Last night, as my colleague Tim Murphy reported, the Supreme Court stayed the execution of Texas inmate Duane Buck, who was sentenced to death after racist testimony from a psychologist who said Buck's race (he's black) made him inherently more dangerous. Equally surprising is that the petition for a stay was granted after being presented to Justice Antonin Scalia, who referred it to the full court. (The justices are each assigned to respond to appeals from courts in different parts of the country.)
Scalia hasn't displayed any qualms about the death penalty in the past. In 2009, when the Supreme Court directed a federal court to rehear the evidence in the case of Troy Davis, who may soon be executed despite the fact that the case against him has fallen apart, Scalia wrote an angry dissent claiming that "this Court has never held that the Constitution forbids the execution of a convicted defendant who has had a full and fair trial but is later able to convince a habeas court that he is 'actually' innocent." A "fair trial," in Scalia's view, is not necessarily a perfect one. Hey, life sucks and then you die, wrongly convicted based on the testimony of possibly coerced witnesses who later recanted, amirite?
In this case, it's best not to read too much into Scalia's decision to kick the matter to the full court. "Standard practice in this type of case is to refer the matter to the entire Court," says UCLA Law Professor Adam Winkler. "He may have referred it to the entire Court out of deference to his colleagues, who he may have known had qualms about this execution." It's impossible to know how the judges voted, but it requires at least five judges to grant a stay, but only four to grant certiorari, which the court is now considering.

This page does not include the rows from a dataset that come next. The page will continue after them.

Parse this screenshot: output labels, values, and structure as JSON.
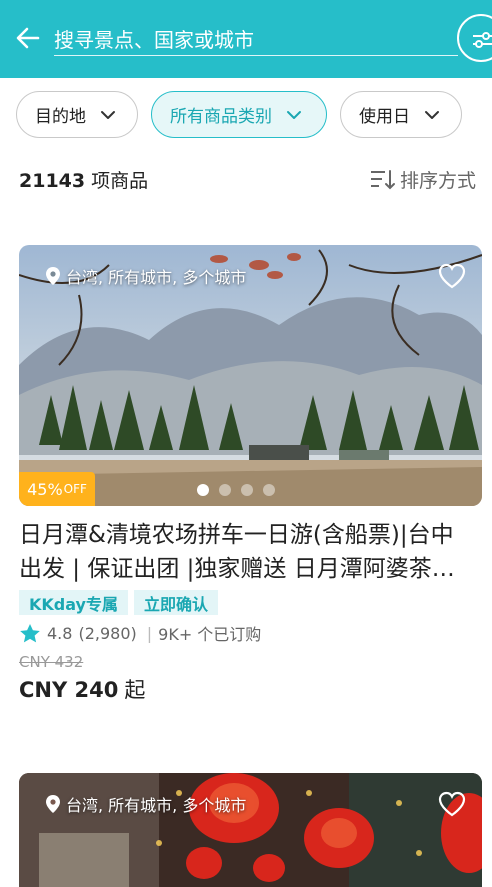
{
  "header": {
    "search_placeholder": "搜寻景点、国家或城市"
  },
  "filters": [
    {
      "label": "目的地"
    },
    {
      "label": "所有商品类别"
    },
    {
      "label": "使用日"
    }
  ],
  "results": {
    "count": "21143",
    "count_unit": "项商品",
    "sort_label": "排序方式"
  },
  "products": [
    {
      "location": "台湾, 所有城市, 多个城市",
      "discount": "45%",
      "discount_suffix": "OFF",
      "title": "日月潭&清境农场拼车一日游(含船票)|台中出发 | 保证出团 |独家赠送 日月潭阿婆茶…",
      "tags": [
        "KKday专属",
        "立即确认"
      ],
      "rating": "4.8",
      "reviews": "(2,980)",
      "orders": "9K+ 个已订购",
      "old_price": "CNY 432",
      "price": "CNY 240",
      "price_suffix": "起",
      "carousel_total": 4,
      "carousel_active": 1
    },
    {
      "location": "台湾, 所有城市, 多个城市"
    }
  ],
  "colors": {
    "brand": "#26bec9",
    "discount": "#ffb21c",
    "tag_bg": "#e3f5f7",
    "star": "#26bec9"
  },
  "icons": [
    "back-arrow-icon",
    "filter-sliders-icon",
    "chevron-down-icon",
    "sort-icon",
    "location-pin-icon",
    "heart-icon",
    "star-icon"
  ]
}
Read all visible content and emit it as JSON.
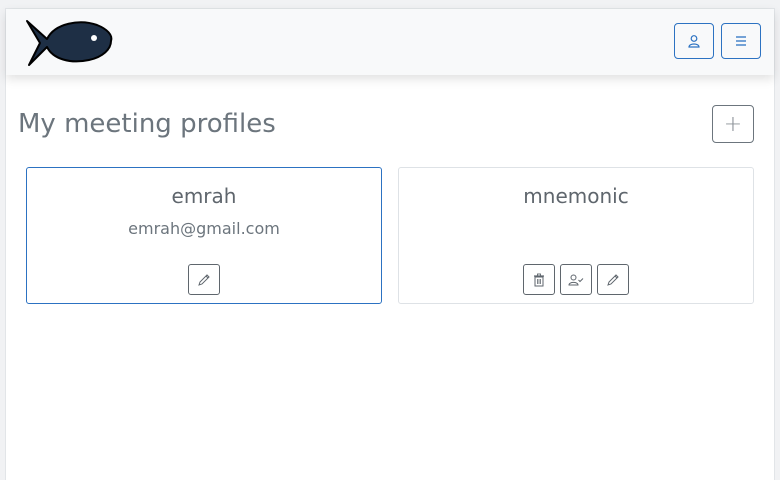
{
  "navbar": {
    "logo_icon": "fish-logo-icon",
    "user_button_icon": "user-icon",
    "menu_button_icon": "hamburger-menu-icon"
  },
  "main": {
    "title": "My meeting profiles",
    "add_button_label": "+"
  },
  "profiles": [
    {
      "name": "emrah",
      "email": "emrah@gmail.com",
      "selected": true,
      "actions": [
        "edit-icon"
      ]
    },
    {
      "name": "mnemonic",
      "email": "",
      "selected": false,
      "actions": [
        "trash-icon",
        "user-check-icon",
        "edit-icon"
      ]
    }
  ],
  "colors": {
    "accent": "#2c72c2",
    "text": "#6c757d",
    "logo_fill": "#1e2f45"
  }
}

On the other hand, looking at Scalia's Davis dissent, there are reasons he might be more sympathetic to Buck despite the fact that his culpability is not in question. Scalia described the Davis case as "a trial untainted by constitutional defect," whereas Buck's sentencing is marred by a rather obvious constitutional defect: Testimony that he was more dangerous because of his skin color.
Texas Gov. Rick Perry was asked during a Republican debate last week whether he ever "struggled to sleep at night" over the 234 executions performed on his watch. Perry replied, "I’ve never struggled with that at all." He may not have lost any sleep over the possibility of a man being sentenced to death because he's black, but there are at least five justices on the Supreme Court who were concerned enough to take another look.